By Gary Walker
One of the most influential commissions in the state could soon join its fellow agencies in having stronger regulatory authority over its domain.
The California Coastal Commission, if Assembly Bill (AB) 976 is passed, would join other state commissions empowered to take administrative action against violators through penalties and fines.
The commission’s mission is to “protect, conserve, restore, and enhance environmental and human-based resources of the California coast and ocean for environmentally sustainable and prudent use by current and future generations.”
The bill, sponsored by Assemblywoman Toni Atkins (D- San Diego), has the support of environmental and conservation organizations throughout the state. It is opposed by business and agriculture groups, which argue that the ability to levy fines will create a “bounty hunter” situation between the commission and violators.
The California Chamber of Commerce says AB 976 “inappropriately expands the Coastal Commission’s enforcement by allowing the commission to impose administrative civil penalties and incentivizes the imposition of fines and penalties at the expense of due process that occurs in the judicial system.”
Currently the only way for the Coastal Commission to act against those who violate the California Coastal Act is to take them to court.
Sarah Christie, legislative analyst for the commission, says the Coastal Commission feels that it is a “no-brainer” for the body commission to have administrative authority, as does virtually every other state commission. That is one reason, she believes, why those who do not comply with the Coastal Act are currently emboldened to act in an unlawful manner because they realize there is no true enforcement power.
“That’s why our enforcement program is extremely inefficient and bordering on dysfunctional,” said Christie.
Not all environmentalists are in favor of AB 976. Marcia Hanscom, co-director of the Ballona Institute in Playa del Rey, thinks the public has done a good job of keeping certain violators honest without the commission having regulatory authority.
“The Coastal Act has a citizen provision in it that I fear will be left meaningless if the fine abilities are passed,” Hanscom said. “And I predict that means the commission staff’s past practices of granting after-the-fact permits will be preceding at an even faster pace.

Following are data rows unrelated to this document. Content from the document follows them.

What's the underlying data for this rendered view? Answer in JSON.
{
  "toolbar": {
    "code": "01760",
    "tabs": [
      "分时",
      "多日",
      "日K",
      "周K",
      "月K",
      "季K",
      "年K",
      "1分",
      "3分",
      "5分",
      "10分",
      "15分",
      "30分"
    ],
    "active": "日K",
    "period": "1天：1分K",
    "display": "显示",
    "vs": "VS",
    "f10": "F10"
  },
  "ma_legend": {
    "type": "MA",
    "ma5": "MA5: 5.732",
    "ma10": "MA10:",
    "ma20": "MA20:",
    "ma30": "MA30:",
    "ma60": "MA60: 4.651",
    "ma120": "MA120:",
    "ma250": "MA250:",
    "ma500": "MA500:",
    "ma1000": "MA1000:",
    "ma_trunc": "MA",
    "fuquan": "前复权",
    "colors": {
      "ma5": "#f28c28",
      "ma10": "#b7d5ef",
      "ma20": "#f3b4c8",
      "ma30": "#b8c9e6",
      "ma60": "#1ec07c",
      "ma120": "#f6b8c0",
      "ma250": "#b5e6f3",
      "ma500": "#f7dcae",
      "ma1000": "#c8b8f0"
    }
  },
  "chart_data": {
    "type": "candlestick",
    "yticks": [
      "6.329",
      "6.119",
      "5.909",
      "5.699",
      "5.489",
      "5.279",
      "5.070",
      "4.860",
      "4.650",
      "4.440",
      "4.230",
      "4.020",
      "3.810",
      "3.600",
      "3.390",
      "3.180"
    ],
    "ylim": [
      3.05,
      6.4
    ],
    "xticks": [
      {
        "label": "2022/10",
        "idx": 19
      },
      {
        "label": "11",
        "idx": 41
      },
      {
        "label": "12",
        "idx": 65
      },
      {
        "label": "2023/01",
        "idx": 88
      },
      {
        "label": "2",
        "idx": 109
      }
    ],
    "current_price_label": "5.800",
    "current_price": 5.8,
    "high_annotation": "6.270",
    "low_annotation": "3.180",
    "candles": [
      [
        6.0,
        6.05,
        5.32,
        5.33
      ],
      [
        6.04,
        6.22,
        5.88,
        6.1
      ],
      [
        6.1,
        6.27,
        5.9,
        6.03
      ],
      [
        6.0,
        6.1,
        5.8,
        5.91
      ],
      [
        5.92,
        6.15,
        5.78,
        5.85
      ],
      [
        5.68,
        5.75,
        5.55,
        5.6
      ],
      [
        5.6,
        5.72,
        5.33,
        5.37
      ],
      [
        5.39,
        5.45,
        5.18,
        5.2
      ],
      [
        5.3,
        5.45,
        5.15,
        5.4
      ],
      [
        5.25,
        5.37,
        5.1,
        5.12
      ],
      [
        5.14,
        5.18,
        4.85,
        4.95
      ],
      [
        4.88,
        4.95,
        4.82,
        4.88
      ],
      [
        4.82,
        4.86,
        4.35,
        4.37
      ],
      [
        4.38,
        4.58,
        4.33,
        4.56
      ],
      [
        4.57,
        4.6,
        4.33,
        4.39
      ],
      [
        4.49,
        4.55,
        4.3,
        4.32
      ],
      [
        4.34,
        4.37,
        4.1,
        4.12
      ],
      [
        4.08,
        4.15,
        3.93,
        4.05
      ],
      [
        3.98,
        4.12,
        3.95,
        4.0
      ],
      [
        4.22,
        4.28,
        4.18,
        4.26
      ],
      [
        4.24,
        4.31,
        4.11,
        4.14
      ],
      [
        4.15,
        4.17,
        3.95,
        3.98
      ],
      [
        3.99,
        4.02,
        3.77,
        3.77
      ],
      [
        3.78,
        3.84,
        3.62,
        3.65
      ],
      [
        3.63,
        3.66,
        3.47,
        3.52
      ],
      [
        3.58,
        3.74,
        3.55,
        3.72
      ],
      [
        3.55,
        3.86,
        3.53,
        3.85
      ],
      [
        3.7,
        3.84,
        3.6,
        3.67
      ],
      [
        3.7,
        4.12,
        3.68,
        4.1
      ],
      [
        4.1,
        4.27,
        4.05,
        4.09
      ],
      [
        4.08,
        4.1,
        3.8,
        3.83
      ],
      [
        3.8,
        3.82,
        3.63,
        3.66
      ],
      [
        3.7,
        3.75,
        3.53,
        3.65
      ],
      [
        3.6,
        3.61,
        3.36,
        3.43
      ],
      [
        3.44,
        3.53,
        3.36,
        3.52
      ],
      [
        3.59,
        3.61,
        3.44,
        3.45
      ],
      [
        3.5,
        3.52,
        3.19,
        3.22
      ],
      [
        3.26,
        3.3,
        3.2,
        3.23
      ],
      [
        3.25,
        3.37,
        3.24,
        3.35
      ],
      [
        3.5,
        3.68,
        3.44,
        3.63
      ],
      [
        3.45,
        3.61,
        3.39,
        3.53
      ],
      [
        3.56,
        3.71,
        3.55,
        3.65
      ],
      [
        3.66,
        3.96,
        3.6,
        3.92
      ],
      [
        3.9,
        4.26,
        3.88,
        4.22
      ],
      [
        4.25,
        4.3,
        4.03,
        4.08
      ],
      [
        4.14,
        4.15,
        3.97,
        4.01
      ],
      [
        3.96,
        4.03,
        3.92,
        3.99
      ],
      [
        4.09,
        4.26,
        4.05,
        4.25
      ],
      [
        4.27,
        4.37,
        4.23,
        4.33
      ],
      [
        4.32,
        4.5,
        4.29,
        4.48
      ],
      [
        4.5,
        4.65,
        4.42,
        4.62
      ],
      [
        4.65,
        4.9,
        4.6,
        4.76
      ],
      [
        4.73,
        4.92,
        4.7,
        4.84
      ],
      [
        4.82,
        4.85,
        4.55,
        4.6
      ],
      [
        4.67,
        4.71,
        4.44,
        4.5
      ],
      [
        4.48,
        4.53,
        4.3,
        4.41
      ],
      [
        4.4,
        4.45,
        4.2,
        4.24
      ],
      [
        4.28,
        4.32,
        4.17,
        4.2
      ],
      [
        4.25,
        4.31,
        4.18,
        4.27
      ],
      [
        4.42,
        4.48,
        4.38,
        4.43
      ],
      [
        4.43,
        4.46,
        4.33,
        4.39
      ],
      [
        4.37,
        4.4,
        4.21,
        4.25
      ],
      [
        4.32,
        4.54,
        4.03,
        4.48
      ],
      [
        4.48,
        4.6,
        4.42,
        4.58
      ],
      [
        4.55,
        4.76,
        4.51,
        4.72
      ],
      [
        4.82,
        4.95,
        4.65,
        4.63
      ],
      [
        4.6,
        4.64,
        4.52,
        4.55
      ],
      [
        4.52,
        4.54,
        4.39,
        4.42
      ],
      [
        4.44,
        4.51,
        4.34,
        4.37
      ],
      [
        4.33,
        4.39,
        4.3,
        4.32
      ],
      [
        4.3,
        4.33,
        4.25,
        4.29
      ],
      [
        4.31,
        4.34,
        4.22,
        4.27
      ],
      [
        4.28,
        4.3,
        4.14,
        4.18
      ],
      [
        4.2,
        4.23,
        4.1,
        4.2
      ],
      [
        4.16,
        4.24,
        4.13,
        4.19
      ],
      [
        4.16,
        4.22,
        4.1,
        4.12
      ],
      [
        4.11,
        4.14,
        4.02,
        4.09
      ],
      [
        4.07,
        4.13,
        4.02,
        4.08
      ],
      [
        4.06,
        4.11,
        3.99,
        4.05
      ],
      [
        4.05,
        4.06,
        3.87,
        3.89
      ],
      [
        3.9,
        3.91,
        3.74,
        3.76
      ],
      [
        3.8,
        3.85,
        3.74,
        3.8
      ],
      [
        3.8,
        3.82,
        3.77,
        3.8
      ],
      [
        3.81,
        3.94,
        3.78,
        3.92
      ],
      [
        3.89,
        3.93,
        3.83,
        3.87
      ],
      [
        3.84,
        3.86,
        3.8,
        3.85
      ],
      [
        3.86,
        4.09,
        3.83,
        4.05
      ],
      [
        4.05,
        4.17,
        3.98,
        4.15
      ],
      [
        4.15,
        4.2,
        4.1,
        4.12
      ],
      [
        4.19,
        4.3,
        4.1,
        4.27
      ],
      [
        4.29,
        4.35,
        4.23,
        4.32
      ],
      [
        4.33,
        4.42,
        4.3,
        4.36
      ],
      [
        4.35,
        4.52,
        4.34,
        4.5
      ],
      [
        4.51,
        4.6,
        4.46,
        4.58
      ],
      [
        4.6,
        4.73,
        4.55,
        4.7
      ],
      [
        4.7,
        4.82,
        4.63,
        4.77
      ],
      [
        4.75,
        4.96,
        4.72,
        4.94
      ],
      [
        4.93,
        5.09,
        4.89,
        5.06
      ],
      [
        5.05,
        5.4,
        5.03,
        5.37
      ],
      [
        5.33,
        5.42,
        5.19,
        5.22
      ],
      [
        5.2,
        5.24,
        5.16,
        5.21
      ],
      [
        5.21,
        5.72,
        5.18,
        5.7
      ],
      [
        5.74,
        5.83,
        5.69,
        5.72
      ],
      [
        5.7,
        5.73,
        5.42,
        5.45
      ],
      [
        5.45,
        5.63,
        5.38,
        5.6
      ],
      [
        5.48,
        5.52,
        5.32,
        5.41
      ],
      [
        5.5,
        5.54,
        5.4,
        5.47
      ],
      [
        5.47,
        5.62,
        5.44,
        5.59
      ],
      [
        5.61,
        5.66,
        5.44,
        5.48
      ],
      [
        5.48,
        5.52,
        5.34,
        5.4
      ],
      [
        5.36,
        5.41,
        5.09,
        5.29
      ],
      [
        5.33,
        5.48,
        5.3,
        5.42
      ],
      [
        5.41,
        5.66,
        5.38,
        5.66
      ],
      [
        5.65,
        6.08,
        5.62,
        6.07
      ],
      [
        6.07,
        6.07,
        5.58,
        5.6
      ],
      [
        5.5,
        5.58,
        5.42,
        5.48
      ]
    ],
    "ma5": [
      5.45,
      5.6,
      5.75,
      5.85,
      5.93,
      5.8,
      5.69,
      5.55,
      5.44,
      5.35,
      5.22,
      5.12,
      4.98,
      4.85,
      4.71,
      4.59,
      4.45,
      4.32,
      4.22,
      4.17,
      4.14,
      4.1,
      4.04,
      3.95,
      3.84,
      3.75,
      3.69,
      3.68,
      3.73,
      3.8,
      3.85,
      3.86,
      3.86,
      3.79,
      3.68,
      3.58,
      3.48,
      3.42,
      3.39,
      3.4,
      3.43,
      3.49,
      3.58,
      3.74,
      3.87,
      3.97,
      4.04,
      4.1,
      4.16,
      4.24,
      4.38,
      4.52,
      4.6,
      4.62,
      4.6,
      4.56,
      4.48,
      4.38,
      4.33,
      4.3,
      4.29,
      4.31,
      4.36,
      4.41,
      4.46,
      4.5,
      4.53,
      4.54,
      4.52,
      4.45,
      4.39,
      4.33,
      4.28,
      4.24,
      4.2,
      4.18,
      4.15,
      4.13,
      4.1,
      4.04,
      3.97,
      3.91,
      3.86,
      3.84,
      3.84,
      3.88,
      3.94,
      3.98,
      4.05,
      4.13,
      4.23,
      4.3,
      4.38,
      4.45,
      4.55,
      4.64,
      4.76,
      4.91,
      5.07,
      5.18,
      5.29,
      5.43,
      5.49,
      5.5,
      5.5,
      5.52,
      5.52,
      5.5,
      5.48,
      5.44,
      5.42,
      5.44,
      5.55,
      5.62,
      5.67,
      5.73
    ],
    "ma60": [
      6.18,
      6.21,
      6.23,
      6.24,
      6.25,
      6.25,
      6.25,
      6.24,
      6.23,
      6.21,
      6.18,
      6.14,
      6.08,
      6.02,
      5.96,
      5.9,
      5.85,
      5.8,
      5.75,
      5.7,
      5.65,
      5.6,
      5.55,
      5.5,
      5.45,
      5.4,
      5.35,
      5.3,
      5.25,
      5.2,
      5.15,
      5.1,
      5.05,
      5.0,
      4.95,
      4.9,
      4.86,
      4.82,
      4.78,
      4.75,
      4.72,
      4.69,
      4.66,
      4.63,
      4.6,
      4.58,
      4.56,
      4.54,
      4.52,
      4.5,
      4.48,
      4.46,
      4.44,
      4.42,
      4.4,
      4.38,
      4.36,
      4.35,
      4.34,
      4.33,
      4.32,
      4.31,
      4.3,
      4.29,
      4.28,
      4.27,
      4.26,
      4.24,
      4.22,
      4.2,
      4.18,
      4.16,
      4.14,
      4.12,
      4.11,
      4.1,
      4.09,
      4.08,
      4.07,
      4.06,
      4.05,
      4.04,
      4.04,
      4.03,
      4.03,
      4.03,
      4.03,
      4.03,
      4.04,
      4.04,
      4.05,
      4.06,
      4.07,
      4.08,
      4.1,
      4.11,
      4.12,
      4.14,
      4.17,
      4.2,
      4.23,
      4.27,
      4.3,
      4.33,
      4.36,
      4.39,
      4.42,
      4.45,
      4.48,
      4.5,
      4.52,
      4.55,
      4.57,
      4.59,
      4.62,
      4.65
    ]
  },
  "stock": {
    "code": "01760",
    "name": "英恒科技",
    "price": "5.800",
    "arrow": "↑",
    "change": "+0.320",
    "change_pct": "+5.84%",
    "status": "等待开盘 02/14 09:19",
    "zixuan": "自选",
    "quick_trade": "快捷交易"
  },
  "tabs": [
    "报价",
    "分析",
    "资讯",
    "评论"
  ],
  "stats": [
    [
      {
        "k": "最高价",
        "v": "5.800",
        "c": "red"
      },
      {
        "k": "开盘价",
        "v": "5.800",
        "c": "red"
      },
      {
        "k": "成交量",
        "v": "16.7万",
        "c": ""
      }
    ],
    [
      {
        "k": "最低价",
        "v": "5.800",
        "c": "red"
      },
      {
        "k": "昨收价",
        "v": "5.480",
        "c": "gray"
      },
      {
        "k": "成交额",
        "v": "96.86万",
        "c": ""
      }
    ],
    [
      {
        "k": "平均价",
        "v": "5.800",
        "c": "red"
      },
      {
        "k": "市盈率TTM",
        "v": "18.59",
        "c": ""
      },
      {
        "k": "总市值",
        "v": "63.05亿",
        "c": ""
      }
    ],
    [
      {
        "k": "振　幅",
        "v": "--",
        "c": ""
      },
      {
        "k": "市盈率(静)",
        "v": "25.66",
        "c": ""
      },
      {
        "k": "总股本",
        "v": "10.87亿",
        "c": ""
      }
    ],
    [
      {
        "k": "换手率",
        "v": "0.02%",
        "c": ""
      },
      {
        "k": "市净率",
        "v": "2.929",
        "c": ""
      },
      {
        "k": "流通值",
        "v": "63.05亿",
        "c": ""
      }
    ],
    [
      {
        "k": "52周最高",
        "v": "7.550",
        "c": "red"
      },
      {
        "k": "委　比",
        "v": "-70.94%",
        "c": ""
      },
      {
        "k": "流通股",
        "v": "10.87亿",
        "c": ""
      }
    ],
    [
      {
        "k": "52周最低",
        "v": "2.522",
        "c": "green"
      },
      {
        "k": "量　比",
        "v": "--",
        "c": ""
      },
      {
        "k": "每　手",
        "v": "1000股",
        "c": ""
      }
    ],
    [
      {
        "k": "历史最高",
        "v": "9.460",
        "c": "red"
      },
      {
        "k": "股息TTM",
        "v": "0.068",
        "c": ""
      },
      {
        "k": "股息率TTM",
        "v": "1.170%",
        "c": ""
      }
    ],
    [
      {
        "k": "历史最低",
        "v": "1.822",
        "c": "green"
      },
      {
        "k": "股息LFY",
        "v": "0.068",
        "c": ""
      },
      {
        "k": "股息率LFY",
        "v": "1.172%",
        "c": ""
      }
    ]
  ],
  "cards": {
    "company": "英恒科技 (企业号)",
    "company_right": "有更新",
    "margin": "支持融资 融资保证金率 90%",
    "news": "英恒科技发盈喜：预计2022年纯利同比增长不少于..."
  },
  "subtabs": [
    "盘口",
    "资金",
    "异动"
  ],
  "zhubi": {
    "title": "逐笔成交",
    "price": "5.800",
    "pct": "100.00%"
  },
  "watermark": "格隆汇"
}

“If this bill were to explicitly prevent after-the-fact permits, it might be more palatable.”
Hanscom, who has testified before the commission on numerous occasions, thinks elements other than protecting the state’s coastlines often affect the body’s rulings.
“Some of the best enforcement solutions have happened because of the citizen enforcement provision of the Coastal Act. The Coastal Commission is far too political of a body to be truly excellent at enforcement on its own,” Hanscom asserted.
Venice Neighborhood Council President Linda Lucks feels the opposite way. “I would love the California Coastal Commission to be able to levy fines on the illegally installed ‘No parking’ signs and red curb paint, also rampant in Venice,” said Lucks, who has lived in the coastal community for nearly four decades.
Christie said now is the time to give the Coastal Commission the power to issue citations and fines. In 2008, there were 1,260 violations of the Coastal Act. In 2013, that number has jumped to 1,944.
“Violations are coming in at a much faster rate than we expected,” she said. “We’re in a constant state of triage in the enforcement division.”
Several local environmental organizations are waiting to see if the commission will take any action against Playa Capital, which installed a drainage system without permits in the Ballona Wetlands. The drainage pipes were discovered earlier this year and the commission sent the developer a letter apprising it of an apparent violation of the Coastal Act.
Lucks said in her community there are other actions taken by residents and developers that might not occur if violators knew the commission was empowered to levy fines.
“There are some developments in Venice that were built illegally and once they are done, they are done. I would love for the California Coastal Commission to do something about it and also the illegally closed beach and boardwalk,” she said. “If the Coastal Commission had ‘teeth,’ people would be less willing to take chances trying to get away with illegal activities.”
David Ewing, another Venice resident, agrees with Lucks. “The lack of enforcement invites violators to fight citations or ignore them,” he said.
In Venice, The Argonaut reported that all of the street furniture that had been installed in that beachside community in recent years was done without coastal development permits. Street furniture is a term used to describe objects and pieces of equipment installed on streets and roads for various purposes, such as bus benches and kiosks, public restrooms and waste receptacles.
All development, which includes street furniture, within the coastal zone must receive a coastal permit.
State Sen. Ted Lieu (D- Marina del Rey) supports AB 976. “I believe that it gives the California Coastal Commission the additional tools that it needs to enforce the laws governing our coasts,” said the senator, whose district also includes Venice. “The Coastal Commission has generally done a good job of protecting our beaches and coastal areas.”
Christie said the bill could be voted on in the state Senate anytime within the next month. Last month, it passed a Senate committee hearing. AB 976 cleared the Assembly in May.
Los Angeles Councilman Mike Bonin, whose 11th District includes a large swath of coastline, including Venice, could not be reached for comment.
Assembly bill would give Coastal Commission power to issue fines
By Gary Walker